5 stars.

Hey, y’all! It’s been a while. I’ve been inspired by BookCon to get back on the writing book reviews train, so hopefully the motivation sticks! It got to be not fun for a while there, being REQUIRED to review books. So for a change of pace, I’ll review a few I am absolutely not required to! Starting with this gem!

I had a fantastic time at BookCon. The most notable event for me, was, of course, meeting Sarah Dessen. I’ve read her books since her beginning as a writer, and I was very excited to tell her so. For her part, she was super sweet and wonderful. And her publicist handed out flowers. It was amazing. Ignore my messy hair and weird eyes in this photo, but please share the joy:

I was super stoked to get Once and For All a few days early, so that I could have it done by the time the rest of the world got their hands on it. The book follows the standard Dessen formula: girl meets boy; girl rehashes some past traumatic event; girl avoids getting with boy we all know she should be with; girl ends up with boy, “healed” from trauma. We all know that I am not a romance person. But for some reason, Dessen and her formulaic approach to contemporary romance just really work for me.  I love her writing, her stories, her characters…etc etc. Clearly I am a fan.

To the specifics of THIS book!

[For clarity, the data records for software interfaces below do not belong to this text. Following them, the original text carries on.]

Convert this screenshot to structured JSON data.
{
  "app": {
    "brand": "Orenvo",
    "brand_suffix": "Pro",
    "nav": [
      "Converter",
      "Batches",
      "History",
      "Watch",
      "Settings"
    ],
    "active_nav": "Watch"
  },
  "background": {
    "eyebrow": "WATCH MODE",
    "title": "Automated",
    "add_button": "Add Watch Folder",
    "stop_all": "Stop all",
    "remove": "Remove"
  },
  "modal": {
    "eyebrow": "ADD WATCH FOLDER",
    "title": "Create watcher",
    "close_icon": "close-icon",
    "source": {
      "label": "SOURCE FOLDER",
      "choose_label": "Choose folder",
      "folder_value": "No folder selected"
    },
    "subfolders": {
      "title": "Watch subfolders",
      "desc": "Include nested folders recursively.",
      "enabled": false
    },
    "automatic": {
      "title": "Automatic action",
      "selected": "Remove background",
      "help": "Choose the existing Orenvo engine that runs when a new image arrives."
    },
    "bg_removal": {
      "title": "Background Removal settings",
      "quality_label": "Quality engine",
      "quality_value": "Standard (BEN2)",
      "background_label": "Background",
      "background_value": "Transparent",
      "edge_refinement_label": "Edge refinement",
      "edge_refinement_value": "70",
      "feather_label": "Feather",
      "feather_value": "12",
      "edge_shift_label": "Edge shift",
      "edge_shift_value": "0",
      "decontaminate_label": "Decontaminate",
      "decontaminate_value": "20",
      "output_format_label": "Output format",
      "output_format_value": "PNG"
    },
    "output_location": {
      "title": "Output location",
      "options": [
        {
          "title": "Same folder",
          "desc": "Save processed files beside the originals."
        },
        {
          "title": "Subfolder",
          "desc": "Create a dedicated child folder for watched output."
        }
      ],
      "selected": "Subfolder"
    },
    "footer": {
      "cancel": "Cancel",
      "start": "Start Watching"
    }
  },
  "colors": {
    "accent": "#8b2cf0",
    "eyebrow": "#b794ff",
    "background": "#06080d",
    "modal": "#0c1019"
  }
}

I love Louna as the protagonist. I love her name, for starters, the combination of Louis and Natalie. Louna is a strong girl, but she’s damaged in the typical Dessen fashion. A romance set in a wedding planning society is a fun concept, but with massive cheese potential. Once and For All, does not, however, stray to the land of the cheese. The wedding planning aspect forms a nice background to the story–damaged girl sees everyone else falling in love, but she remains cynical after the terrible events that befell her first epic romance. Louna doesn’t wish. Louna doesn’t have expectations. She comes to work for her mother’s company, and she makes weddings run smoothly, but she does not believe in true love. 

“‘Do you believe that true love can last forever?’ … I knew she wanted a yes or no, something concise and specific and if this were any other question, I probably would have given it to her. But instead, I just sat there, silent, as I tried to put the image in my head … into any kind of words”

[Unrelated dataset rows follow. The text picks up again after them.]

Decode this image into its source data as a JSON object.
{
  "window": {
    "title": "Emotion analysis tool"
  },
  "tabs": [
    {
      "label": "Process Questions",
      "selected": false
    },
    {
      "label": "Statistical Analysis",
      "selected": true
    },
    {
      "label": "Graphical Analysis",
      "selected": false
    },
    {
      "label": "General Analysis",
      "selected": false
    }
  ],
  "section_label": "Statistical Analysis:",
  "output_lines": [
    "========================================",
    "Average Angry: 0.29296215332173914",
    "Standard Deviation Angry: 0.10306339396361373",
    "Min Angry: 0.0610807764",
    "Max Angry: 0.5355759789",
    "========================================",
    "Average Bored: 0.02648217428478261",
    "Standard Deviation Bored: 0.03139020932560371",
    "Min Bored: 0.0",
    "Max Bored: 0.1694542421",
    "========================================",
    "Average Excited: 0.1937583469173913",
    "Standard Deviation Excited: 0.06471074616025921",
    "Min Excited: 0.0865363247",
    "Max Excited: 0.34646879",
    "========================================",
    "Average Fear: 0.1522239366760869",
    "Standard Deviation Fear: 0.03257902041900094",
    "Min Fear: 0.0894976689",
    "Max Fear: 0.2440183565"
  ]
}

Enter Ambrose. He is the fairly typical Dessen male counterpart to the female protagonist. I have to be honest and say that he didn’t totally ring true for me. I wanted to like him, so badly. The text itself screamed at me to like him, especially when he saved the dog (read the book to find out more, that’s as spoiler-y as I get!). But there was something about him that didn’t ring true to me. I think it’s that, while we see Louna come full circle as a character, we don’t see Ambrose actually change. He is A one minute, and he is B the next. Others may disagree, but his evolution is too abrupt in my opinion, especially when laid beside the evolution of our lead. Louna gets there in a legit way for me. We can follow the gears in her head shifting:

“Everything in weddings and life had its phases, and if you were smart, you learned to appreciate them all. What really mattered, though, were the people in those moments with you. Memories are what we have and what we keep, and I held mine close … I was choosing to believe we had time, plenty of it.”

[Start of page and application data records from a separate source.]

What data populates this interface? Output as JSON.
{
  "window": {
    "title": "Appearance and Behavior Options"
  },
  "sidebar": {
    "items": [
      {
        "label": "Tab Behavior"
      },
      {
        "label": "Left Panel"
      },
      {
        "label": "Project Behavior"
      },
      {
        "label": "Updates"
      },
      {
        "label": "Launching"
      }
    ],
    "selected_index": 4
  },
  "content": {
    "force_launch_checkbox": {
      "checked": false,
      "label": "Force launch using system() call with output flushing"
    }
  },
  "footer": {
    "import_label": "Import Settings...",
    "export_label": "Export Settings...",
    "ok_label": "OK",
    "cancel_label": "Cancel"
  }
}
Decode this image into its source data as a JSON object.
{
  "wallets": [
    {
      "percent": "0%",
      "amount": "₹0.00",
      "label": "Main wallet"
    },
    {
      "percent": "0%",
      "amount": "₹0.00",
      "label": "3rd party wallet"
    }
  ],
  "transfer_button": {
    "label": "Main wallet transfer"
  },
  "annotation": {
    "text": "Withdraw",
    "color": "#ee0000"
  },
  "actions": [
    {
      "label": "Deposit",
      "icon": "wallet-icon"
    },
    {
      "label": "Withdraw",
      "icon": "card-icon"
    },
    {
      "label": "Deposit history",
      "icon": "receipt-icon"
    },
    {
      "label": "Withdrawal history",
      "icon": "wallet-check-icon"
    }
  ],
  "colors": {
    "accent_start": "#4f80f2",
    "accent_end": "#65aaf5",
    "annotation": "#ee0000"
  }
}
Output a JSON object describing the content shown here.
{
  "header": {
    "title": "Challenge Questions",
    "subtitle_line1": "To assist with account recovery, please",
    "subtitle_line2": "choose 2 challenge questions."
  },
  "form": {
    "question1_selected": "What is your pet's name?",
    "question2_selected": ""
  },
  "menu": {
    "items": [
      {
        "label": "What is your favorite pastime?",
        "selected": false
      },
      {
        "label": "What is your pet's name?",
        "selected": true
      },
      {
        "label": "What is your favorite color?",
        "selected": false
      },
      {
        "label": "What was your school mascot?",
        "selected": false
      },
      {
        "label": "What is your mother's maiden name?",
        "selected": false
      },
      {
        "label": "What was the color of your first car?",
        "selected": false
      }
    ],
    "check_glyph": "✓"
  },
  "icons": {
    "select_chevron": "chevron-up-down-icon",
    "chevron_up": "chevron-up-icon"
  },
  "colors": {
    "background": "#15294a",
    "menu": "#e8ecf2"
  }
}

I just love Louna. This is the same for me for all of Dessen’s female protagonists, and it comes from the way she crafts them–Dessen’s writing of her lead is so strong that she gets us inside their heads. We follow them every step of the way down their healing path, and we’re so inside their point of view that we feel with them when they get there. I think this love is, largely, what makes Ambrose a weak counterpart for me. 

Long story short, because you’ve figured out by now that I can rave about Dessen all day long, if you like romance that’s a cut above the average, then Dessen is for you. If you like weddings and reading about behind the scenes bridal shenanigans, then Once and For All is DEFINITELY for you. Pick it up; you won’t be sorry.

4.5 stars on the Goodreads scale, .5 deduction solely for my Ambrose dislike. Agree? Disagree? Hit me up.